I think the telling phrase in your post is ‘the perfect place for me and my family right now’ – I’m there too, but I’m miles from my beloved sea, high in the hills and surrounded by bush. For now this is our perfect place… sublime, but so different to yours.
Our eldest made the trek north and lives in Brisbane now – her fave spot a bit further north is Maleny, followed closely by Caloundra…. I’m pretty sure she would agree with you re ‘perfect place’, and who knows, I might join her one day.
Those long hikes and beautiful beaches sound pretty perfect.
Hi Cate, fingers crossed and if you do visit you have to come to say gidday:) Maleny is further south but inland slightly in the hinterland which is also stunning.
Sounds like you found a paradise on earth to live in. It also sounds a bit like Southern California except without the koalas. Hikes, beautiful beaches, surfing, rivers, national parks, etc. Great that your kids are growing up in a wonderful place like Noosa. On the other hand, don’t you ever miss the English mist and rain?
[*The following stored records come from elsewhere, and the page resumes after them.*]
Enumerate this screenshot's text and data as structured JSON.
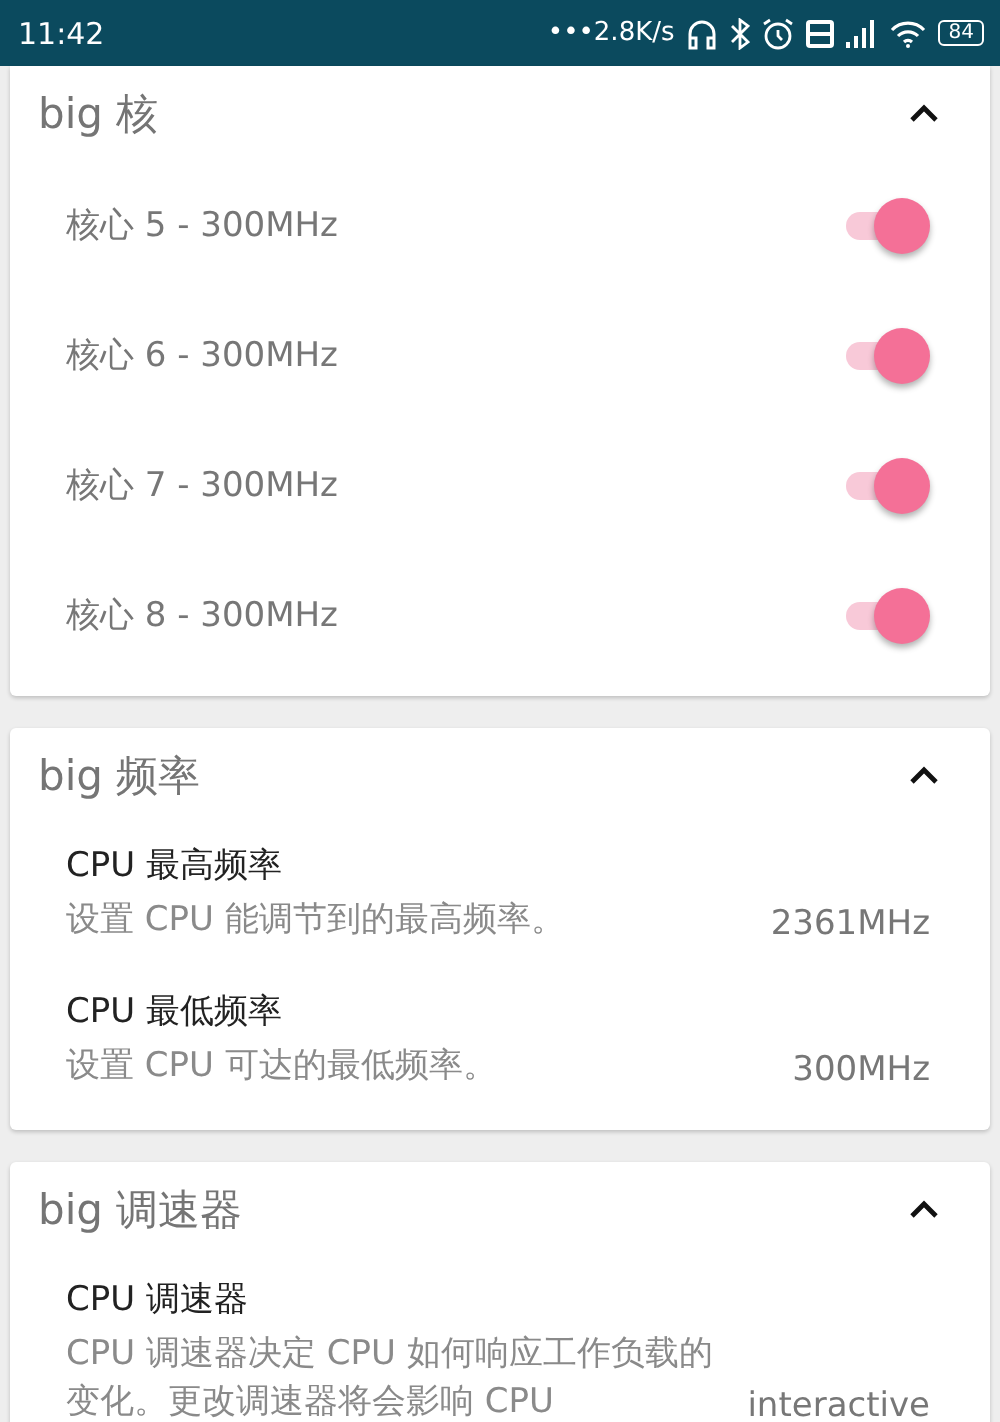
{
  "status_bar": {
    "time": "11:42",
    "net_speed": "•••2.8K/s",
    "battery": "84"
  },
  "cards": [
    {
      "title": "big 核",
      "expanded": true,
      "kind": "switches",
      "items": [
        {
          "label": "核心 5 - 300MHz",
          "on": true
        },
        {
          "label": "核心 6 - 300MHz",
          "on": true
        },
        {
          "label": "核心 7 - 300MHz",
          "on": true
        },
        {
          "label": "核心 8 - 300MHz",
          "on": true
        }
      ]
    },
    {
      "title": "big 频率",
      "expanded": true,
      "kind": "values",
      "items": [
        {
          "title": "CPU 最高频率",
          "description": "设置 CPU 能调节到的最高频率。",
          "value": "2361MHz"
        },
        {
          "title": "CPU 最低频率",
          "description": "设置 CPU 可达的最低频率。",
          "value": "300MHz"
        }
      ]
    },
    {
      "title": "big 调速器",
      "expanded": true,
      "kind": "values",
      "items": [
        {
          "title": "CPU 调速器",
          "description": "CPU 调速器决定 CPU 如何响应工作负载的变化。更改调速器将会影响 CPU",
          "value": "interactive"
        }
      ]
    }
  ]
}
Not even a little bit?
Oh I’m bad I don’t miss much about England at all except cheap flights to Europe and easy holidays in France!
A travel writers’ retreat is a GREAT idea. (Late Bloomer’s suggestion).
I enjoyed the virtual tour of Noosa and know that you kid us not Annabel. Australia really does have some amazing attributes.
Hi Anthea, ooooh, I like the idea of that too.
No doubt about it – Noosa is the best. Add the fact that there are no crocs, great surf, low population, great schools, great public transport and low crime rates.
Noosa is lifestyle choice 101. There are some sacrifices about living here… but i can’t think of them!
Lol, great to see you here and lovely to meet another Noosa fan. Well, it can be hard to find interesting work here but if you have your own business and can work from anywhere you’re sorted:)
We love the sunshine coast! We love the beaches, the sun, the lifestyle and the relaxed feeling that is here!
Thanks for your noosa australia travel guide.
Ooof! That was a good dose of homesickness! I am currently a passionate and proud New Yorker, but I consider the northern end of the Sunshine Coast to be absolutely sacred. I grew up in Tuchekoi, went to Sunshine Beach State School, stayed with my grandparents in Tewantin and Eumundi and listened to my dad play music all over! Australian’s are the luckiest people on the planet, and beautiful Noosa is testament to that. Thanks for sharing your home!
Agree in triplicate. Noosa is gorgeous. There’s something for everyone and we get up there as much as we can. I keep trying to talk hubby into consultancy so we can base ourselves up there. Lucky Candys.
I only spent a few days passing through Noosa back in 2005 and loved it and always considered it a place I could stay long term. Just a shame that the visa for living in Australia is so tough to get, especially if you have a nomad’s work history!
Very interested about Noosa, would appreciate if I could get a magazine, telling u about it more. Thank u looking forward to that.